Calling Labour "Marxist" is either pejorative or simply misinformed. There were Labour governments in the UK both during the Cold War and afterwards, yet the UK remained part of NATO. There is still private ownership of (most) means of production, too.

o.m.

Posted 2019-10-11T12:53:18.167

Reputation: 49 884

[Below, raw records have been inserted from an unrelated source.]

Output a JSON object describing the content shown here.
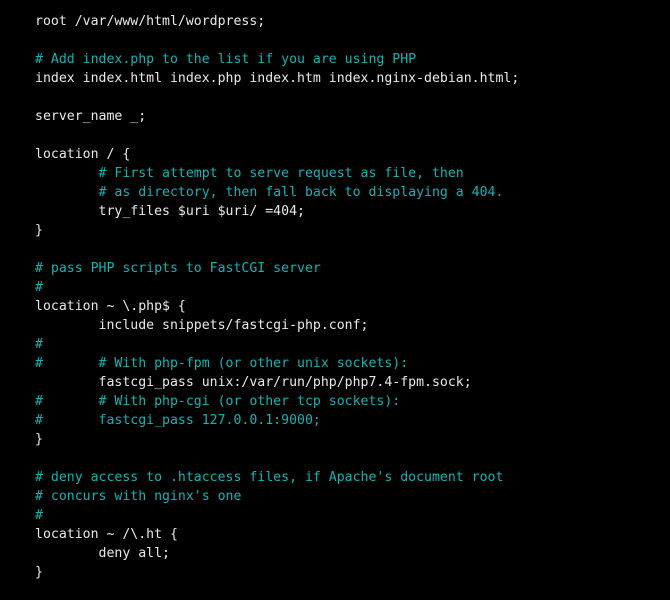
{
  "terminal": {
    "background_color": "#000000",
    "code_color": "#e9e9e9",
    "comment_color": "#12b4b4",
    "file_type": "nginx-config",
    "lines": [
      {
        "text": "root /var/www/html/wordpress;",
        "kind": "code"
      },
      {
        "text": "",
        "kind": "blank"
      },
      {
        "text": "# Add index.php to the list if you are using PHP",
        "kind": "comment"
      },
      {
        "text": "index index.html index.php index.htm index.nginx-debian.html;",
        "kind": "code"
      },
      {
        "text": "",
        "kind": "blank"
      },
      {
        "text": "server_name _;",
        "kind": "code"
      },
      {
        "text": "",
        "kind": "blank"
      },
      {
        "text": "location / {",
        "kind": "code"
      },
      {
        "text": "        # First attempt to serve request as file, then",
        "kind": "comment"
      },
      {
        "text": "        # as directory, then fall back to displaying a 404.",
        "kind": "comment"
      },
      {
        "text": "        try_files $uri $uri/ =404;",
        "kind": "code"
      },
      {
        "text": "}",
        "kind": "code"
      },
      {
        "text": "",
        "kind": "blank"
      },
      {
        "text": "# pass PHP scripts to FastCGI server",
        "kind": "comment"
      },
      {
        "text": "#",
        "kind": "comment"
      },
      {
        "text": "location ~ \\.php$ {",
        "kind": "code"
      },
      {
        "text": "        include snippets/fastcgi-php.conf;",
        "kind": "code"
      },
      {
        "text": "#",
        "kind": "comment"
      },
      {
        "text": "#       # With php-fpm (or other unix sockets):",
        "kind": "comment"
      },
      {
        "text": "        fastcgi_pass unix:/var/run/php/php7.4-fpm.sock;",
        "kind": "code"
      },
      {
        "text": "#       # With php-cgi (or other tcp sockets):",
        "kind": "comment"
      },
      {
        "text": "#       fastcgi_pass 127.0.0.1:9000;",
        "kind": "comment"
      },
      {
        "text": "}",
        "kind": "code"
      },
      {
        "text": "",
        "kind": "blank"
      },
      {
        "text": "# deny access to .htaccess files, if Apache's document root",
        "kind": "comment"
      },
      {
        "text": "# concurs with nginx's one",
        "kind": "comment"
      },
      {
        "text": "#",
        "kind": "comment"
      },
      {
        "text": "location ~ /\\.ht {",
        "kind": "code"
      },
      {
        "text": "        deny all;",
        "kind": "code"
      },
      {
        "text": "}",
        "kind": "code"
      }
    ]
  }
}
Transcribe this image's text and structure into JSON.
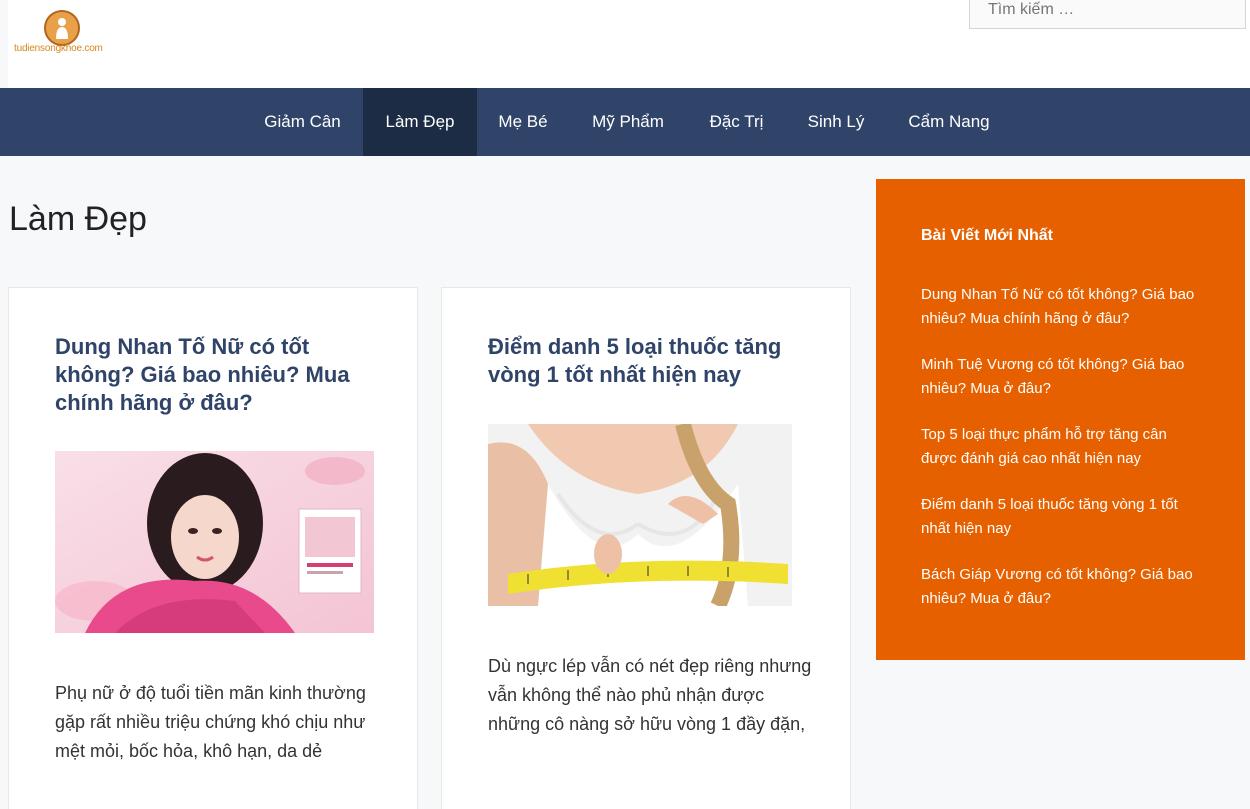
{
  "header": {
    "logo_text": "tudiensongkhoe.com",
    "search_placeholder": "Tìm kiếm …"
  },
  "nav": {
    "items": [
      "Giảm Cân",
      "Làm Đẹp",
      "Mẹ Bé",
      "Mỹ Phẩm",
      "Đặc Trị",
      "Sinh Lý",
      "Cẩm Nang"
    ],
    "active": "Làm Đẹp"
  },
  "page": {
    "title": "Làm Đẹp"
  },
  "posts": [
    {
      "title": "Dung Nhan Tố Nữ có tốt không? Giá bao nhiêu? Mua chính hãng ở đâu?",
      "excerpt": "Phụ nữ ở độ tuổi tiền mãn kinh thường gặp rất nhiều triệu chứng khó chịu như mệt mỏi, bốc hỏa, khô hạn, da dẻ"
    },
    {
      "title": "Điểm danh 5 loại thuốc tăng vòng 1 tốt nhất hiện nay",
      "excerpt": "Dù ngực lép vẫn có nét đẹp riêng nhưng vẫn không thể nào phủ nhận được những cô nàng sở hữu vòng 1 đầy đặn,"
    }
  ],
  "sidebar": {
    "widget_title": "Bài Viết Mới Nhất",
    "recent_posts": [
      "Dung Nhan Tố Nữ có tốt không? Giá bao nhiêu? Mua chính hãng ở đâu?",
      "Minh Tuệ Vương có tốt không? Giá bao nhiêu? Mua ở đâu?",
      "Top 5 loại thực phẩm hỗ trợ tăng cân được đánh giá cao nhất hiện nay",
      "Điểm danh 5 loại thuốc tăng vòng 1 tốt nhất hiện nay",
      "Bách Giáp Vương có tốt không? Giá bao nhiêu? Mua ở đâu?"
    ]
  },
  "colors": {
    "nav_bg": "#2f4468",
    "nav_active_bg": "#1b2c44",
    "title_color": "#2f4468",
    "sidebar_bg": "#e66000"
  }
}
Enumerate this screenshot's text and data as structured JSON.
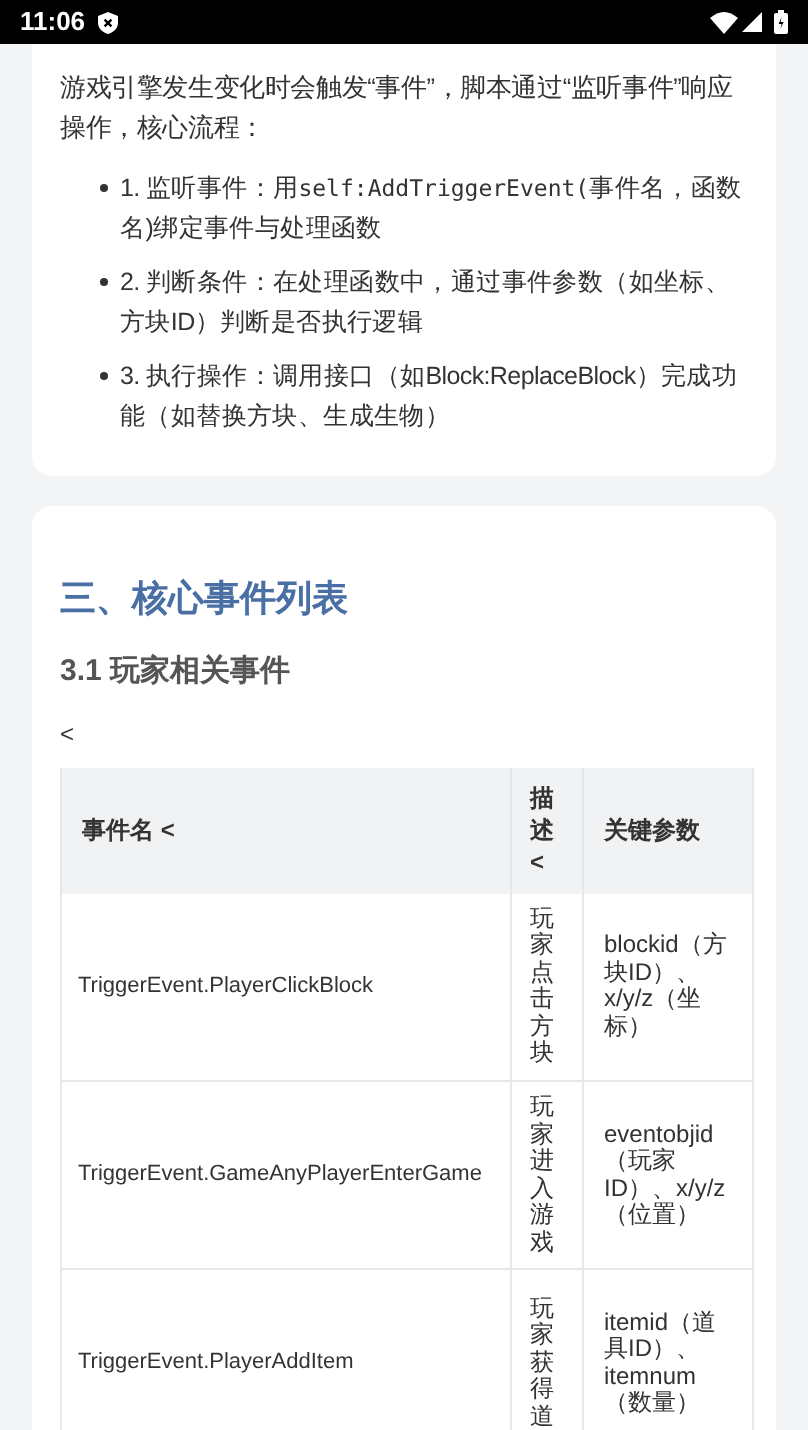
{
  "status_bar": {
    "time": "11:06"
  },
  "intro": {
    "paragraph": "游戏引擎发生变化时会触发“事件”，脚本通过“监听事件”响应操作，核心流程：",
    "steps": [
      {
        "before": "1. 监听事件：用",
        "code": "self:AddTriggerEvent(",
        "after": "事件名，函数名)绑定事件与处理函数"
      },
      {
        "before": "2. 判断条件：在处理函数中，通过事件参数（如坐标、方块ID）判断是否执行逻辑"
      },
      {
        "before": "3. 执行操作：调用接口（如Block:ReplaceBlock）完成功能（如替换方块、生成生物）"
      }
    ]
  },
  "section": {
    "heading": "三、核心事件列表",
    "subheading": "3.1 玩家相关事件",
    "stray_mark": "<",
    "table": {
      "columns": [
        "事件名 <",
        "描述 <",
        "关键参数"
      ],
      "rows": [
        [
          "TriggerEvent.PlayerClickBlock",
          "玩家点击方块",
          "blockid（方块ID）、x/y/z（坐标）"
        ],
        [
          "TriggerEvent.GameAnyPlayerEnterGame",
          "玩家进入游戏",
          "eventobjid（玩家ID）、x/y/z（位置）"
        ],
        [
          "TriggerEvent.PlayerAddItem",
          "玩家获得道",
          "itemid（道具ID）、itemnum（数量）"
        ]
      ]
    }
  }
}
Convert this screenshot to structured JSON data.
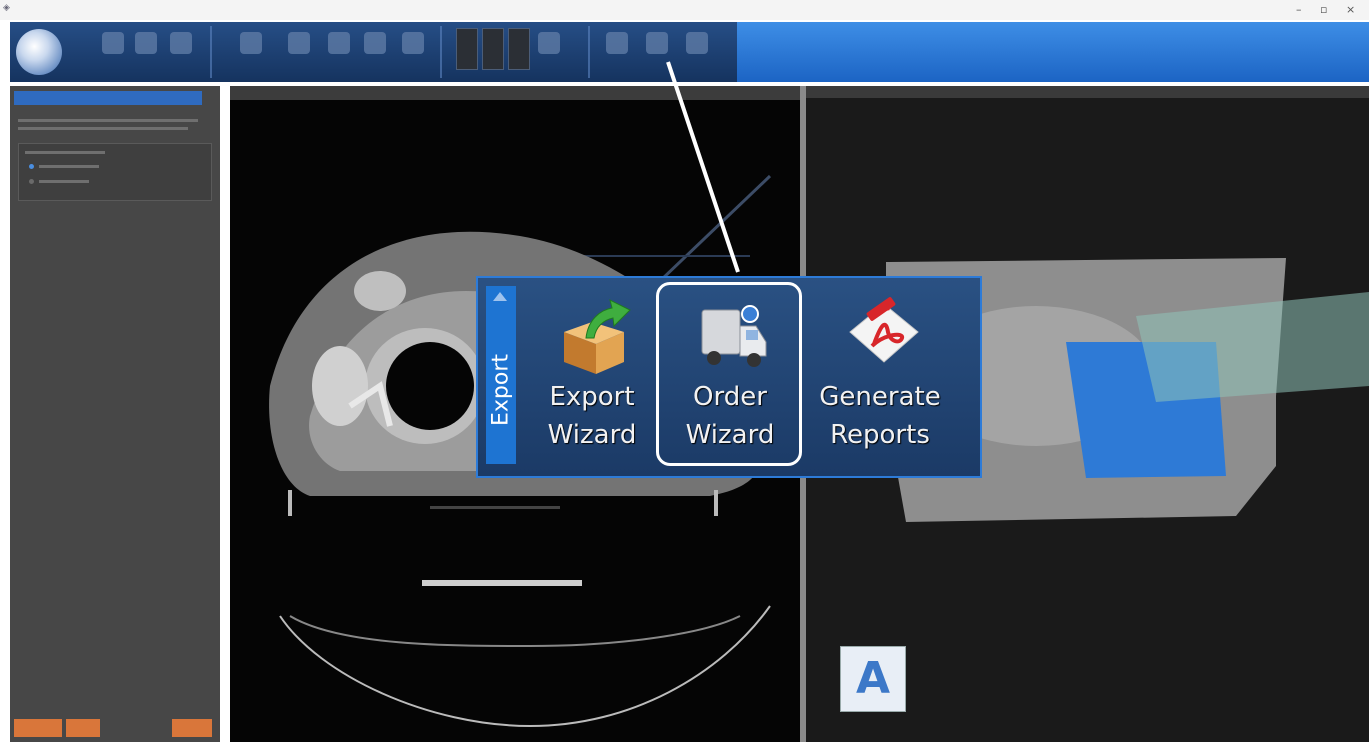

1In US political discussion "socialist" is used to cover such a wide range that it has become meaningless. – Patricia Shanahan – 2019-10-11T22:03:41.500